Read the full Press Release
The 21st Annual Spring Outing Botanical Excursion Foray, Retreat, and Escape to the Environment Brought to you by the new Bryophyte Chapter of the California Native Plant Society!
Friday to Monday, March 18-21, 2016 North Coast Range near Occidental, California
Founded in 1996, SO BE FREE is a series of West Coast forays started by the Bryolab at UC Berkeley, but open to all botanists. The main focus is on bryophytes, but we also encourage experts on other groups to come along and smell the liverworts. We welcome specialists and generalists, professionals and amateurs, master bryologists and rank beginners.
SO BE FREE is held each spring, somewhere in the Western US, associated with spring break at universities. Evening slide shows and informal talks are presented as well as keying sessions with microscopes. In addition to seeing interesting wild areas and learning new plants, important goals for SO BE FREE include keeping West Coast bryologists (and friends) in touch with each other and teaching beginners.
To see pictures and information from past outings, visit the SO BE FREE website (http:// ucjeps.berkeley.edu/bryolab/Field_Trips.html).
Early Registration Deadline is Dec. 15, 2015. Regular registration Deadline is Feb. 19, 2016
Dear SLO rare plant enthusiast:
SLO County will have a visitor from the CNPS state office, Mona Robison. She was recently hired by CNPS to coordinate the State’s Rare Plant program (see attachment). Prior to CNPS, Mona has had a rich and diverse involvement with CA native plants. (more…)
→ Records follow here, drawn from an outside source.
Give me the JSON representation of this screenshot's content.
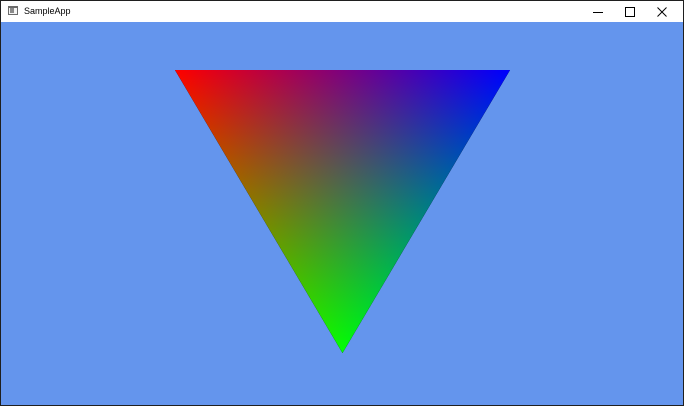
{
  "window": {
    "title": "SampleApp",
    "controls": {
      "minimize": "minimize-icon",
      "maximize": "maximize-icon",
      "close": "close-icon"
    }
  },
  "viewport": {
    "clear_color": "#6495ed",
    "triangle": {
      "vertex_colors": {
        "top_left": "#ff0000",
        "top_right": "#0000ff",
        "bottom": "#00ff00"
      }
    }
  }
}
Earlier this year, SLO city officials approached CNPS with the idea of restoring the deteriorated riparian habitat, which runs through the downtown adjacent to the Mission Plaza, with California native species. Our local chapter has embraced this project with great enthusiasm. (more…)